▶ WHAT TO PRODUCE
The answer should consist of each line below that contains the word "this".

Start of RECORDED DATA

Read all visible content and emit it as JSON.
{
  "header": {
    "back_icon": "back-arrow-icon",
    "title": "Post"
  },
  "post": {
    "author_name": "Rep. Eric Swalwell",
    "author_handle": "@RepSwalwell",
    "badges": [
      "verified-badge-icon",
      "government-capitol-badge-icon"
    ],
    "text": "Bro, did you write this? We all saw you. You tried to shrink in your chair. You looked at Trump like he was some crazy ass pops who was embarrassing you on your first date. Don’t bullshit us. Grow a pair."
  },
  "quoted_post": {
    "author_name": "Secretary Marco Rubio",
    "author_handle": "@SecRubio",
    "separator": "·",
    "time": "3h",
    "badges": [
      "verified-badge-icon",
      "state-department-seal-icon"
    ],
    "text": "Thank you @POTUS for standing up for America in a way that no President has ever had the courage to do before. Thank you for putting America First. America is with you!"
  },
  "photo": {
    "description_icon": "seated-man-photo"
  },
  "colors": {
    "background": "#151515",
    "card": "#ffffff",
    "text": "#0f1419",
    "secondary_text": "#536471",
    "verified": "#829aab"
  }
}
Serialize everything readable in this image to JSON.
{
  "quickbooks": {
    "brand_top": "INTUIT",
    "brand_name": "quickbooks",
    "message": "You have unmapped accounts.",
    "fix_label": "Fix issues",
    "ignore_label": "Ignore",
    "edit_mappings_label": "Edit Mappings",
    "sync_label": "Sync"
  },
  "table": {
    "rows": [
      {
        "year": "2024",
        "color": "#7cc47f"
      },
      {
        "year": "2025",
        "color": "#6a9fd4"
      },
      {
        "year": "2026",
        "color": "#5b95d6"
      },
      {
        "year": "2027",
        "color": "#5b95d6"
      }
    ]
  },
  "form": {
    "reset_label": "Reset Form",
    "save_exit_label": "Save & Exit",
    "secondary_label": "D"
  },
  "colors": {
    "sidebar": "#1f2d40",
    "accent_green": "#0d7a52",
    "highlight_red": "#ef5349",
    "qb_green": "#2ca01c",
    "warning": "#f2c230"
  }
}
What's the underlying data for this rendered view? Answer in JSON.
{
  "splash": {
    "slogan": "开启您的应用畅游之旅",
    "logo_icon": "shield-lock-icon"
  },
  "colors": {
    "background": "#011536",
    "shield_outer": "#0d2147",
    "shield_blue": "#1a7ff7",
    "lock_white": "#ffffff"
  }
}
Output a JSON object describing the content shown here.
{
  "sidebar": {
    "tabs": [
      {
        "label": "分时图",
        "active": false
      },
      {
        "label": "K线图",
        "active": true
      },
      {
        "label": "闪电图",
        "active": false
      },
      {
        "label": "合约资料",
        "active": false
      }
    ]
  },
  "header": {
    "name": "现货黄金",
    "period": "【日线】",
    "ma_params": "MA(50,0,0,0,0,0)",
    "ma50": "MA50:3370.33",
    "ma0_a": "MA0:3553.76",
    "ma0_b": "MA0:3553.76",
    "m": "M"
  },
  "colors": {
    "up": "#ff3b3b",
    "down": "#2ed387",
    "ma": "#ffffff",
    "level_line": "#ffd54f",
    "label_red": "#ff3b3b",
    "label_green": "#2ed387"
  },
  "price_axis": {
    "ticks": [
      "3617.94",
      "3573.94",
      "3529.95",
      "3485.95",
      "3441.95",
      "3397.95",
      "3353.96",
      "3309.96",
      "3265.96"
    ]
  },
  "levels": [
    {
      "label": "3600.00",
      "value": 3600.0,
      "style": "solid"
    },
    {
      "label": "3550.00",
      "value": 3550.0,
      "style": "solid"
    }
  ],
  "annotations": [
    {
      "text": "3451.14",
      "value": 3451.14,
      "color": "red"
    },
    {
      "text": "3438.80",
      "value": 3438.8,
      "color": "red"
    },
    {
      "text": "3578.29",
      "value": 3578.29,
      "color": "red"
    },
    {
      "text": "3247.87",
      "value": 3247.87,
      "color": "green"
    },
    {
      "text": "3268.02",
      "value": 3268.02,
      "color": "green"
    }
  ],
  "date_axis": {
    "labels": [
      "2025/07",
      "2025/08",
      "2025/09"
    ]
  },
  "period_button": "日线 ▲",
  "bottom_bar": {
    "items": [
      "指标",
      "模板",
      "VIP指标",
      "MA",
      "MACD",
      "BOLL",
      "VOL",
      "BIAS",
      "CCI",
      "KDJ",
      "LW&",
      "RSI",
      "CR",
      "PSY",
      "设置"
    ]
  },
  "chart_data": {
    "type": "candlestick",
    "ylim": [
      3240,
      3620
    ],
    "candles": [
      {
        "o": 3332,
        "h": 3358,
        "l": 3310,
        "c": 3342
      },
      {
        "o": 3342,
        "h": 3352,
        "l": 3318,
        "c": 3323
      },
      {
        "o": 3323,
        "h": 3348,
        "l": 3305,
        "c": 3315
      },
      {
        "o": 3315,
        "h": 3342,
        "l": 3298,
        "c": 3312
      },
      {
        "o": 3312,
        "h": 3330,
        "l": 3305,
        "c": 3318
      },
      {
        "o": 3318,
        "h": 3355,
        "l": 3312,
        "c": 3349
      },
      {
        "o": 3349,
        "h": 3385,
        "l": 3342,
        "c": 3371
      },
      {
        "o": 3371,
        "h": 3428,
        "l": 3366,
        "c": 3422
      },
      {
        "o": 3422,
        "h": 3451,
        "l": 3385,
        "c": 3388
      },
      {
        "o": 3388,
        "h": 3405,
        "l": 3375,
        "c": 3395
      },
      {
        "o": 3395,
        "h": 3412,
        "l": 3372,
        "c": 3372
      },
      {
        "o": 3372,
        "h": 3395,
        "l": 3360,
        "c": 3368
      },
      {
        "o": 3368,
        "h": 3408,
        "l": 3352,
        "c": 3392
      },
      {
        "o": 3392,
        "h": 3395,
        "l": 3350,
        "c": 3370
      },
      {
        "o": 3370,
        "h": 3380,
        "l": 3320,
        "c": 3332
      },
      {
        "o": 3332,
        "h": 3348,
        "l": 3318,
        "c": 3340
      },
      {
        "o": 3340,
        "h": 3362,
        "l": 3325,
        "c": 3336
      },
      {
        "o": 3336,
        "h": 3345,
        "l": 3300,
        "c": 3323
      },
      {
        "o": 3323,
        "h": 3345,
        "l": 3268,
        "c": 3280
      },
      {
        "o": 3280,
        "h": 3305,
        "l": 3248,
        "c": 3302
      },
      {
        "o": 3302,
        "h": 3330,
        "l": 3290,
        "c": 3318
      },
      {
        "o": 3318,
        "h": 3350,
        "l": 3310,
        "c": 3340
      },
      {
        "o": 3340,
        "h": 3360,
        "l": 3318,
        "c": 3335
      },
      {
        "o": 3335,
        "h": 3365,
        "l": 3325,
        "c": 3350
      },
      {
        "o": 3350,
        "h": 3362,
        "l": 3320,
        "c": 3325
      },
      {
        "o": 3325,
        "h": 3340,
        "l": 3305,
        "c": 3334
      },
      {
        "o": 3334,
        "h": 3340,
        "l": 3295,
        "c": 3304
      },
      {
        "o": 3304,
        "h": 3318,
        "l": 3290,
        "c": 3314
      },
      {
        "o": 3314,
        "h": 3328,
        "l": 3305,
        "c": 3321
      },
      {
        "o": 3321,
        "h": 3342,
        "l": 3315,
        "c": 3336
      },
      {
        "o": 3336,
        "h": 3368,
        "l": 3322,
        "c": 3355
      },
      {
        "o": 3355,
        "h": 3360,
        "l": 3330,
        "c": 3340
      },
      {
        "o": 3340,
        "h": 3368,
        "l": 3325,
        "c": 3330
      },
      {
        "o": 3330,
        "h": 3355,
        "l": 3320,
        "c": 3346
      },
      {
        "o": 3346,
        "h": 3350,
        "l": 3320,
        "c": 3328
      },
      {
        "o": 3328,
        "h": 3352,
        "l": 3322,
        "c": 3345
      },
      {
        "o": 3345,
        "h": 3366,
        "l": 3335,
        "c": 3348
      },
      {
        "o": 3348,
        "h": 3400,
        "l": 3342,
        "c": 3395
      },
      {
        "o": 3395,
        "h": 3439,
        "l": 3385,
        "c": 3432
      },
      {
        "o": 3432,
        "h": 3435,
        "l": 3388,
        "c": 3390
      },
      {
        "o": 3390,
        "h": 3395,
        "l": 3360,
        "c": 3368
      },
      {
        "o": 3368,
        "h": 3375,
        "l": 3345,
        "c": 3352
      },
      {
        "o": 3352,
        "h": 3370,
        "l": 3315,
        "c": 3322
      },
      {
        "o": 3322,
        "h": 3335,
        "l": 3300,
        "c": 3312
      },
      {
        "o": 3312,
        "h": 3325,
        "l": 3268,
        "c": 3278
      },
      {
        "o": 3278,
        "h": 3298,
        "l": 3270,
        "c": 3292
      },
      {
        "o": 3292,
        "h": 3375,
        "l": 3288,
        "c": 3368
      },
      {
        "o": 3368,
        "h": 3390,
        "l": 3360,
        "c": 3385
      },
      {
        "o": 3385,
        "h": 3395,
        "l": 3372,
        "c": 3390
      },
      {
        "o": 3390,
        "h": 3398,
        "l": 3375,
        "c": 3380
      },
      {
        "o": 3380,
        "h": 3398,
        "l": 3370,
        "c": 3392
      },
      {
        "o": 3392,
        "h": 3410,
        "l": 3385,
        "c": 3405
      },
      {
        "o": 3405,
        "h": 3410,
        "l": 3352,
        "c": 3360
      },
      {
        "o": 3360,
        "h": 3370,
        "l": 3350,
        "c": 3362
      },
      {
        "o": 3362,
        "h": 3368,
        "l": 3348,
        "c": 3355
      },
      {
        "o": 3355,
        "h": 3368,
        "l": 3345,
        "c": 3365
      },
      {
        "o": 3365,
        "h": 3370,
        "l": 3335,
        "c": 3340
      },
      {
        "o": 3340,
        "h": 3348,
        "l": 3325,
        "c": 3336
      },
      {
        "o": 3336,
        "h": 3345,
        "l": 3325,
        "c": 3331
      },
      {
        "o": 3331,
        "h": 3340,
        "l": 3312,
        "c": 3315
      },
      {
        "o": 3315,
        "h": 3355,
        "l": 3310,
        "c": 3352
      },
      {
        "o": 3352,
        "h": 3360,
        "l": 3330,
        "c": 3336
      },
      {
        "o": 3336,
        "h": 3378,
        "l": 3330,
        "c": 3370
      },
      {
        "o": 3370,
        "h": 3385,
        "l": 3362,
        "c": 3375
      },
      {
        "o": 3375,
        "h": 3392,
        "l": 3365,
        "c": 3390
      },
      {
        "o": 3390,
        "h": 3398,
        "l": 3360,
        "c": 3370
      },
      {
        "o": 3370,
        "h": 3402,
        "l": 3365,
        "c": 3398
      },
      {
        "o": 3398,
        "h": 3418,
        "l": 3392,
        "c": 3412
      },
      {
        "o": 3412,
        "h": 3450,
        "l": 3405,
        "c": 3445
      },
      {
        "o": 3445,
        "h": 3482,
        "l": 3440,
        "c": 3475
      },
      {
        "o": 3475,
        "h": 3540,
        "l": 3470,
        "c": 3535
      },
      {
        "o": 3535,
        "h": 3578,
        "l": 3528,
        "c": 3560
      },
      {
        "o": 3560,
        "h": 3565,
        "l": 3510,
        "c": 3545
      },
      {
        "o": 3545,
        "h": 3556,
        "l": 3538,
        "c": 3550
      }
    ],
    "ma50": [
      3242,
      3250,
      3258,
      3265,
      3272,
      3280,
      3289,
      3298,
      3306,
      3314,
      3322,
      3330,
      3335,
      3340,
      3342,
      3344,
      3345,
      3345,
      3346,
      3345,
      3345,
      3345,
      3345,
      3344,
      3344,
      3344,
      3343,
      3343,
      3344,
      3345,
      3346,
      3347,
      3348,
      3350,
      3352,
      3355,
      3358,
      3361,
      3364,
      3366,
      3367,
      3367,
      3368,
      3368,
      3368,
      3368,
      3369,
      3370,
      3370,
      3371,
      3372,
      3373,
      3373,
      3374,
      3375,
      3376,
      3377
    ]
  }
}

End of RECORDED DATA

▶ OUTPUT OF THE EXERCISE
    "text": "Bro, did you write this? We all saw you. You tried to shrink in your chair. You looked at Trump like he was some crazy ass pops who was embarrassing you on your first date. Don’t bullshit us. Grow a pair."
Serialize everything readable in this image to JSON.
What's the underlying data for this rendered view? Answer in JSON.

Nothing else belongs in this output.